■ **Exercise brief**: Return the count of lines in the following records that include "folder", and nothing more.

■ **Data for analysis**:
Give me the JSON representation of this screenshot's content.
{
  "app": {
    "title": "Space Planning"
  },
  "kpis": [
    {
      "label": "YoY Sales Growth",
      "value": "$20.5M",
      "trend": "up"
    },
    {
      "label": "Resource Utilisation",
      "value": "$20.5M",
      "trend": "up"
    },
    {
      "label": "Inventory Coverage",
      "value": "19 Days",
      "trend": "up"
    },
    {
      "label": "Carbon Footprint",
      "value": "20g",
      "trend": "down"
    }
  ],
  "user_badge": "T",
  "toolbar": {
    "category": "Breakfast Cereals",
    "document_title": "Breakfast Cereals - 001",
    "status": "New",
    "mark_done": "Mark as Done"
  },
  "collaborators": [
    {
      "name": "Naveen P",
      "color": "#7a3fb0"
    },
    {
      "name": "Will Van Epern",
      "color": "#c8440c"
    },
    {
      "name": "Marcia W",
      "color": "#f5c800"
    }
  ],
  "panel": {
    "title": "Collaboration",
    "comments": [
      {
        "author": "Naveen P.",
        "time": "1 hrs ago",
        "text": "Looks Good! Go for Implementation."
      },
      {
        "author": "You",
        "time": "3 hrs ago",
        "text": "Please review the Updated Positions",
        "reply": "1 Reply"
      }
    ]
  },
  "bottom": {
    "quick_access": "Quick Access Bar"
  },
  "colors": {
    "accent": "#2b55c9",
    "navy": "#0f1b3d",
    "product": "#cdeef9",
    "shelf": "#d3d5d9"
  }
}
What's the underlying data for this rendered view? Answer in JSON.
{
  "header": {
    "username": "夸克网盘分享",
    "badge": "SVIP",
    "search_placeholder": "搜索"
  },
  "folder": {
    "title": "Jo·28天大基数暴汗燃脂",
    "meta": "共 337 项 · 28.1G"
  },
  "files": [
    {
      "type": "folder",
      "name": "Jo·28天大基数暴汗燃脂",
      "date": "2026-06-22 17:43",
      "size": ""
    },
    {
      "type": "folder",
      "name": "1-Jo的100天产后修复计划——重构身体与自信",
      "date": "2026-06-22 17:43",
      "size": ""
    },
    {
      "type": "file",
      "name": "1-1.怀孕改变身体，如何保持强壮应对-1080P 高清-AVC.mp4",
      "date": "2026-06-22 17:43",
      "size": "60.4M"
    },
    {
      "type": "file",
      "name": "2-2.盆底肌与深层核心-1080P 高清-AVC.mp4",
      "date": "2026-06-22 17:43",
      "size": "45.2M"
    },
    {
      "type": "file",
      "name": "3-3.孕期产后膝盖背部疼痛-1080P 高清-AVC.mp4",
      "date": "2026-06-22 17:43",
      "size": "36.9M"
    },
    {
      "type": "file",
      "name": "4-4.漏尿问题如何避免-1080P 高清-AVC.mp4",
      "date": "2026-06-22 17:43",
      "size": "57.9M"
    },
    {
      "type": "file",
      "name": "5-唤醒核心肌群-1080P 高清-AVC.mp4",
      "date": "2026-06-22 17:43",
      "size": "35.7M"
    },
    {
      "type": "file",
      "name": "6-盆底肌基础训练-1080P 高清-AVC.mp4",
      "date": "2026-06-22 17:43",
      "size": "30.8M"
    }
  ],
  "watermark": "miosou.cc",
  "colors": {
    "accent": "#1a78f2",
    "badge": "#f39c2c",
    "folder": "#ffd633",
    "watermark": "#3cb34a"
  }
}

■ **Solution for this task**: 4